Thursday, September 25, 2014

Tewkesbury Abbey choir vault

click photo to enlarge
I visit a lot of churches, both great and small. And, if the truth be known, I prefer the modest buildings to the great abbeys, minsters and cathedrals. However, if it's awe and wonder you are in search of then one of the best man-made spectacles is to be found in the large churches of the medieval and later periods. More specifically, in the elaborate, often beautiful vaulting that supports their great ceilings.

In England there are many examples that take your breath away, and some that offer a variety of examples of the mason's art. Peterborough Cathedral has fine work from the twelfth century and beautiful fan vaults of the 1400s and early 1500s while Gloucester Cathedral cloister can claim the earliest example of this peculiarly English style. Beverley Minster has vaulting to compete with any church, and Ely Cathedral's vaults in and surrounding the famous octagonal lantern are unparalleled anywhere else. Even lesser known buildings, such as Pershore Abbey, can thrill when we stop, look up and reflect on the stonework above our heads.

Today's photograph shows the lierne vaulting of the 1330s above the choir of Tewkesbury Abbey. It is pretty much as built, though in the fifteenth century the Yorkist badges of the "Sun in Splendour" were added. And, of course, the paintwork has been renewed down the centuries. The two features that make this vaulting so different from any other, and so spectacular, are the extent and colours of the paint, as well as the unusual complexity of the ribs and bosses. When I visit this abbey I never fail to stop and look up at this beautiful spider's web that keeps the roof from falling on my head.

photograph and text © Tony Boughen

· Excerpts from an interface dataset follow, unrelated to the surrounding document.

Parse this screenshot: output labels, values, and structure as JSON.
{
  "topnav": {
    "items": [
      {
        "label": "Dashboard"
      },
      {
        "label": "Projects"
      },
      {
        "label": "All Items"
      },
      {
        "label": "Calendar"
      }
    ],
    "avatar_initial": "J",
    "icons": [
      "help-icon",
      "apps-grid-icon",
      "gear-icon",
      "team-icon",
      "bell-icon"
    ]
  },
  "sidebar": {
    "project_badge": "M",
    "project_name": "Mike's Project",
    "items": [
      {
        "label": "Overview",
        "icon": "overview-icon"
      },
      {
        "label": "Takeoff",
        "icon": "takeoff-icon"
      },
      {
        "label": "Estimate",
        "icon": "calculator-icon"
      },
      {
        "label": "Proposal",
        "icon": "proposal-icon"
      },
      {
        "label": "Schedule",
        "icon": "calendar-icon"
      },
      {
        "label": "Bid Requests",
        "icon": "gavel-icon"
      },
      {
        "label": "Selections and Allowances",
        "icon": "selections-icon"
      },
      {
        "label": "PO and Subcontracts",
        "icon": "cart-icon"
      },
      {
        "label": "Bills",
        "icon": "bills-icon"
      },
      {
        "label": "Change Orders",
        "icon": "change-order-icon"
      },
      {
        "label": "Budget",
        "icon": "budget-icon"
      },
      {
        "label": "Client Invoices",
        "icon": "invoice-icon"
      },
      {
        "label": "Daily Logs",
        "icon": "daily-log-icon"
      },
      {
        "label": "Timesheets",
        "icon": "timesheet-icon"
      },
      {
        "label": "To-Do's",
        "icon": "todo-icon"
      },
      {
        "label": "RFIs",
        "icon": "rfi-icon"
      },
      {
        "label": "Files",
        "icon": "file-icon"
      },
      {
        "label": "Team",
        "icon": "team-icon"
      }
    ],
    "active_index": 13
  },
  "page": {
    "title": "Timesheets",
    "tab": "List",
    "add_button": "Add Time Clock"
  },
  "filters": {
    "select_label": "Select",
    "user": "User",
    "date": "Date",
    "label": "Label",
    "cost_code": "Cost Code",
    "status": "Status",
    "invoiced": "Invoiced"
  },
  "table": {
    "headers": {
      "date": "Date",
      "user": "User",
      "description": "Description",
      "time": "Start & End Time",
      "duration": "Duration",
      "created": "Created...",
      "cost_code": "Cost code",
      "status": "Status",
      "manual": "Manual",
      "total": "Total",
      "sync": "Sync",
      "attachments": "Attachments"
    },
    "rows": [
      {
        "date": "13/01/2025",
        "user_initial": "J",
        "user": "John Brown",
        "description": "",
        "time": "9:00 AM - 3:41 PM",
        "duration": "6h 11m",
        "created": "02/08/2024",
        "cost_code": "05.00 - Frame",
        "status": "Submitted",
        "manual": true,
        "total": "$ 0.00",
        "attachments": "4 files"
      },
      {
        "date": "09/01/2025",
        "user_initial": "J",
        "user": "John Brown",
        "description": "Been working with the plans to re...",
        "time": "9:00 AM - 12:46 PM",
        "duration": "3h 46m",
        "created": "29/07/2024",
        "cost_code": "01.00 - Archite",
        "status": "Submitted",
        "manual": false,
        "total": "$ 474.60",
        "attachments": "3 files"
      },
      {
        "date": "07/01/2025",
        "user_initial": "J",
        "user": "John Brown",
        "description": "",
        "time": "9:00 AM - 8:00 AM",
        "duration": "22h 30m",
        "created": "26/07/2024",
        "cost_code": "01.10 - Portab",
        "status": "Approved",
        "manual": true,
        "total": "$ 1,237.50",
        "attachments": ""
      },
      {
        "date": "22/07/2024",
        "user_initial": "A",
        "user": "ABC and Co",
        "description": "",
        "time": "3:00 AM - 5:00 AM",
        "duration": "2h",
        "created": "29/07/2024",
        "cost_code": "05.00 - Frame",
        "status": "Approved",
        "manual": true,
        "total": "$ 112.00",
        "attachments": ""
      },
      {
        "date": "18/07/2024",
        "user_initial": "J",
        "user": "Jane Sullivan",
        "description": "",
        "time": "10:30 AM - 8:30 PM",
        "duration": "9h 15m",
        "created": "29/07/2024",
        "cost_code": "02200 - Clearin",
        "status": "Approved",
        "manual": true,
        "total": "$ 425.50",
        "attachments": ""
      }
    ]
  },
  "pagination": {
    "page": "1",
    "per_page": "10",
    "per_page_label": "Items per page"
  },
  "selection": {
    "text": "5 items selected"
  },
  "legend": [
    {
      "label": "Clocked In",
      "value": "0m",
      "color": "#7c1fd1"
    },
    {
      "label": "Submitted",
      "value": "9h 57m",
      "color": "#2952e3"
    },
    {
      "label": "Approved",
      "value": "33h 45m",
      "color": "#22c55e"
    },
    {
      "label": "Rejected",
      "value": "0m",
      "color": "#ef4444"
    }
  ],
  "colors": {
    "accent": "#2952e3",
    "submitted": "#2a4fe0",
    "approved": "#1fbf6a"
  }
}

Camera: Nikon D5300
Mode: Aperture Priority
Focal Length: 18mm (27mm - 35mm equiv.)
F No: f5.6
Shutter Speed: 1/30 sec
Exposure Compensation: 0 EV
Image Stabilisation: On